==== Source material ====
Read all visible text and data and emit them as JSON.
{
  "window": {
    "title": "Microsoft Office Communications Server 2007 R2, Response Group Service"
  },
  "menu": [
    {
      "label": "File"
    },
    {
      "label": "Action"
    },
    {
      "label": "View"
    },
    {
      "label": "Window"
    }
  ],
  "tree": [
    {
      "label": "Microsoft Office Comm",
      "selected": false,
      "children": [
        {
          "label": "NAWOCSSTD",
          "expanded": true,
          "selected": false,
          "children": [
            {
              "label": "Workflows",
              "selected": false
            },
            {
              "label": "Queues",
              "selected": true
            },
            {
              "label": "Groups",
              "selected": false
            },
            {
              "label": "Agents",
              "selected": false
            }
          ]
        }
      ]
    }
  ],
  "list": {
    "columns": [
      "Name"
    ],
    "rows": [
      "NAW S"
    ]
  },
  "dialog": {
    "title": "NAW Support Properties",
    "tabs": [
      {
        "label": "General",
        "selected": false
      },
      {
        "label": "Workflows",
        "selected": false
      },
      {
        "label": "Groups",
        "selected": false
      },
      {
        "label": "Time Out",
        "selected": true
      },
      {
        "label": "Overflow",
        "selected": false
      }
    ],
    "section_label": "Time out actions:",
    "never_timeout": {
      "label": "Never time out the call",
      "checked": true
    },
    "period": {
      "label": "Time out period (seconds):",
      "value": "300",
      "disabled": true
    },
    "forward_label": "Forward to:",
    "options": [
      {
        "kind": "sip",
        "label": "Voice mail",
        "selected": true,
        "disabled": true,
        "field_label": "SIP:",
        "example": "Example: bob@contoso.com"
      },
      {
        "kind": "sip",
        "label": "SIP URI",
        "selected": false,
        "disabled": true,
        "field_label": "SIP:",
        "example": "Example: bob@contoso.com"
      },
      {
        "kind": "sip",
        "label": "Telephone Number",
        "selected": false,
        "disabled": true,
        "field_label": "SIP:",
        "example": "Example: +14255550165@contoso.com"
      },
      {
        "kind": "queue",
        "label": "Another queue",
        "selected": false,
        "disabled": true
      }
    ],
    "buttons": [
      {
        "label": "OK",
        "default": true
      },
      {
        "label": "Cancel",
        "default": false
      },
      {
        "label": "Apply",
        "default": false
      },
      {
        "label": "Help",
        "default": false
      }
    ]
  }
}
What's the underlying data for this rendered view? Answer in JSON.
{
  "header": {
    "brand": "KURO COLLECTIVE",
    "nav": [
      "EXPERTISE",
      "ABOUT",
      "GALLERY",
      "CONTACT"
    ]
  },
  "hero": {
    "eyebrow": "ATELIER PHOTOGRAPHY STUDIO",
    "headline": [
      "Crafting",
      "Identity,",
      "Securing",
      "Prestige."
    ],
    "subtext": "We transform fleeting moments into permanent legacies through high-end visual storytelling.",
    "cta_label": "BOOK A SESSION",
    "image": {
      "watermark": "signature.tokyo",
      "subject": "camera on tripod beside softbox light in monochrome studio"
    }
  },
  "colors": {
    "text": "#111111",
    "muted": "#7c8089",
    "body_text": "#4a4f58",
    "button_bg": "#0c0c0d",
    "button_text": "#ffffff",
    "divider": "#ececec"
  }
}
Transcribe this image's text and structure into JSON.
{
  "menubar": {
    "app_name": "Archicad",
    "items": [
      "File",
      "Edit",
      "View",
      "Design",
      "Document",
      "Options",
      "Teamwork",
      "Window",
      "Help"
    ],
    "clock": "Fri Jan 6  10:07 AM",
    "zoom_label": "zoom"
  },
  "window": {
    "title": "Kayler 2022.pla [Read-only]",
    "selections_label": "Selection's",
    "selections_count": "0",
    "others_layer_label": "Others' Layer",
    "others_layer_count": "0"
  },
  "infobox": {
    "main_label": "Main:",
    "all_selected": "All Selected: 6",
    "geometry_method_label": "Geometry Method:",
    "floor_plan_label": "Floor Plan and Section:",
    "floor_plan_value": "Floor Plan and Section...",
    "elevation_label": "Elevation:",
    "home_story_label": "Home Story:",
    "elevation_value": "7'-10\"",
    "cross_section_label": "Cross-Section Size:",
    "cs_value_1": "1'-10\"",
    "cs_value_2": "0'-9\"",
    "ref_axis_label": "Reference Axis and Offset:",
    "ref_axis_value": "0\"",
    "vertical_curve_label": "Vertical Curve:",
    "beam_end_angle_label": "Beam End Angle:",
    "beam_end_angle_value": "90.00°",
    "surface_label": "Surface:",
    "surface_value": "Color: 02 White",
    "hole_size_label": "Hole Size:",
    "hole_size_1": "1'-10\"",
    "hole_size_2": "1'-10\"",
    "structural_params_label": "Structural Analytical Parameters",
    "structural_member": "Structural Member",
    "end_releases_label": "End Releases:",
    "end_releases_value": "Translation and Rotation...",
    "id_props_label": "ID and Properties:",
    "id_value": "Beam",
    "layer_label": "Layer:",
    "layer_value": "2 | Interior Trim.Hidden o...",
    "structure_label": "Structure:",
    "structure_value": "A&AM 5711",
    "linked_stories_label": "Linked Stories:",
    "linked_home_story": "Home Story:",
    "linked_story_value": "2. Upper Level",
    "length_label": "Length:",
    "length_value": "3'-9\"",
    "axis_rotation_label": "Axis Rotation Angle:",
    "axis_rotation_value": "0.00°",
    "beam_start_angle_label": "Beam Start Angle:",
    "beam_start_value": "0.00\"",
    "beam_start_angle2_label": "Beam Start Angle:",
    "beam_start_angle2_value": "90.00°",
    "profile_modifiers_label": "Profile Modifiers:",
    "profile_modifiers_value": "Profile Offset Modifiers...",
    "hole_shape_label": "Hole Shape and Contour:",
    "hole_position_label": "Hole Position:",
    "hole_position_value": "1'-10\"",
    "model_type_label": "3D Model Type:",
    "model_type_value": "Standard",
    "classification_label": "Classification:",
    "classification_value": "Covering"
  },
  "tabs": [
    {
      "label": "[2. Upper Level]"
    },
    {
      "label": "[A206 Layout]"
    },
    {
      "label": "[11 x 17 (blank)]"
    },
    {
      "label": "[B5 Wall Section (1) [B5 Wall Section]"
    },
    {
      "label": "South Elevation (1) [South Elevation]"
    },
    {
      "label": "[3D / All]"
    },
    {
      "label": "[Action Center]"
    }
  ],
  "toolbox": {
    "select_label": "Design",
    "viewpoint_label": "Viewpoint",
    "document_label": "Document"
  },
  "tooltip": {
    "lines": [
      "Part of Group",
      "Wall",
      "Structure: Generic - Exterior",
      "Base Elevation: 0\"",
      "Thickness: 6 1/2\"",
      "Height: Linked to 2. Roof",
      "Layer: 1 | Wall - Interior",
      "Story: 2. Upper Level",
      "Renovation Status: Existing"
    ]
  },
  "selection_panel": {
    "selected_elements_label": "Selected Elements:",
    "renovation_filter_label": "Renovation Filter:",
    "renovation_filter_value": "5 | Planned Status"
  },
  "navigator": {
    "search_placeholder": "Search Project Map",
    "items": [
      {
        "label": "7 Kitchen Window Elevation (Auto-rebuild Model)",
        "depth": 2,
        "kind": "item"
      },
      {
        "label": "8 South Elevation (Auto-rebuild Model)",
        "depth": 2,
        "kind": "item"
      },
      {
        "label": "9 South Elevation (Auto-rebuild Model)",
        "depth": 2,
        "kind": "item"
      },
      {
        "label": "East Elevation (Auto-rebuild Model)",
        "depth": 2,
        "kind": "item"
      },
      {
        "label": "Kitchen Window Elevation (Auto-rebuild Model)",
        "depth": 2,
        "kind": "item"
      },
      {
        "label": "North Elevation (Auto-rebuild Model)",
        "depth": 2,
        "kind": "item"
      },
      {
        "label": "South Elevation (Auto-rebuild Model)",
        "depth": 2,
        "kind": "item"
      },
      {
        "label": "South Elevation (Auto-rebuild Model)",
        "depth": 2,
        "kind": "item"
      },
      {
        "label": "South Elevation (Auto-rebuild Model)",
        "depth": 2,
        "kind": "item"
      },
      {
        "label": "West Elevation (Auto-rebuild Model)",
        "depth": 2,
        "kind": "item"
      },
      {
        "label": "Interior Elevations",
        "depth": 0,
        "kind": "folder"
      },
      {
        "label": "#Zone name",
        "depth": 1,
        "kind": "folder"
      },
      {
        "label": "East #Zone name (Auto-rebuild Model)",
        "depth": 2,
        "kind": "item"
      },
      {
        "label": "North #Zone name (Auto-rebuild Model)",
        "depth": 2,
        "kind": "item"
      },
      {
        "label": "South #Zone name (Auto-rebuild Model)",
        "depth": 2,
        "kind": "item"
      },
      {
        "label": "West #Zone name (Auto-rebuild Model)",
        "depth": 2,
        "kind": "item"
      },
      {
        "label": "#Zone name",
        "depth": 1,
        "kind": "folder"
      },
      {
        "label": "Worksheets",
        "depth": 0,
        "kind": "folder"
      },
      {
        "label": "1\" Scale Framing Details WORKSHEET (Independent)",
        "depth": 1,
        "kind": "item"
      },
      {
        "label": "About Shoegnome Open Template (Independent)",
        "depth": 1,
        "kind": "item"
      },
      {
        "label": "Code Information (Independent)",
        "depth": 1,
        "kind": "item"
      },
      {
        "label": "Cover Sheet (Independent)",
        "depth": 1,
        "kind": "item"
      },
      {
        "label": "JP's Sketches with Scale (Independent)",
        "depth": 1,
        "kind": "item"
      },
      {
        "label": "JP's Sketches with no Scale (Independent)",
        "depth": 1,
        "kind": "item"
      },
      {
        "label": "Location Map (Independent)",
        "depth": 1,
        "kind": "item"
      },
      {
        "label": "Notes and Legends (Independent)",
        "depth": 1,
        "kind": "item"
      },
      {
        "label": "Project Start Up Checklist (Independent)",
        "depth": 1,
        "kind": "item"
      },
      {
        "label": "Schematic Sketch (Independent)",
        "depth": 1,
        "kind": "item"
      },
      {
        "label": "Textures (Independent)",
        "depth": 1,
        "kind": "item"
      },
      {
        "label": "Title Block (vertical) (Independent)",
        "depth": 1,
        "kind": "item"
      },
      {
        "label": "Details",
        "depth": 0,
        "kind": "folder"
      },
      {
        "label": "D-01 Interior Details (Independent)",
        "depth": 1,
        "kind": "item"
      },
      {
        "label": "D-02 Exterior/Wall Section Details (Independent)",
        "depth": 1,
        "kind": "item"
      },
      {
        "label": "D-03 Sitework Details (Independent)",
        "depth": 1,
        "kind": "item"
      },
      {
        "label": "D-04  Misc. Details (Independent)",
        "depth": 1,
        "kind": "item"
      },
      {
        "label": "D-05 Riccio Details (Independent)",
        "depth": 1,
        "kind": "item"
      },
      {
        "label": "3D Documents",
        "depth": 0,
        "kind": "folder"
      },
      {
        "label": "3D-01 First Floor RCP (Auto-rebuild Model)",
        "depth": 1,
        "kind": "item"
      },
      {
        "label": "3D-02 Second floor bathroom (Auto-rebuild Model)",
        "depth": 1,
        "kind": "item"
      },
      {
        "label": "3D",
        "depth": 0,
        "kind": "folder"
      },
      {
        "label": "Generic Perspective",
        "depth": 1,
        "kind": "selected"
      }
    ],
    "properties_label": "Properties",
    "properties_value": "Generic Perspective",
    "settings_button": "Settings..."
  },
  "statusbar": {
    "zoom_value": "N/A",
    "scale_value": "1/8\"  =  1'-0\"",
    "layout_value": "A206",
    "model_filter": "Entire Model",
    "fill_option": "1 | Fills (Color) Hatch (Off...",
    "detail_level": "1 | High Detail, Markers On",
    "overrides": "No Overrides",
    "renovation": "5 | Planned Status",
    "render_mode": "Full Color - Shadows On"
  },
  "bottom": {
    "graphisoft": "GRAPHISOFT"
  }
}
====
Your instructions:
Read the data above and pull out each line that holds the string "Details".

Task response:
        "label": "1\" Scale Framing Details WORKSHEET (Independent)",
        "label": "Details",
        "label": "D-01 Interior Details (Independent)",
        "label": "D-02 Exterior/Wall Section Details (Independent)",
        "label": "D-03 Sitework Details (Independent)",
        "label": "D-04  Misc. Details (Independent)",
        "label": "D-05 Riccio Details (Independent)",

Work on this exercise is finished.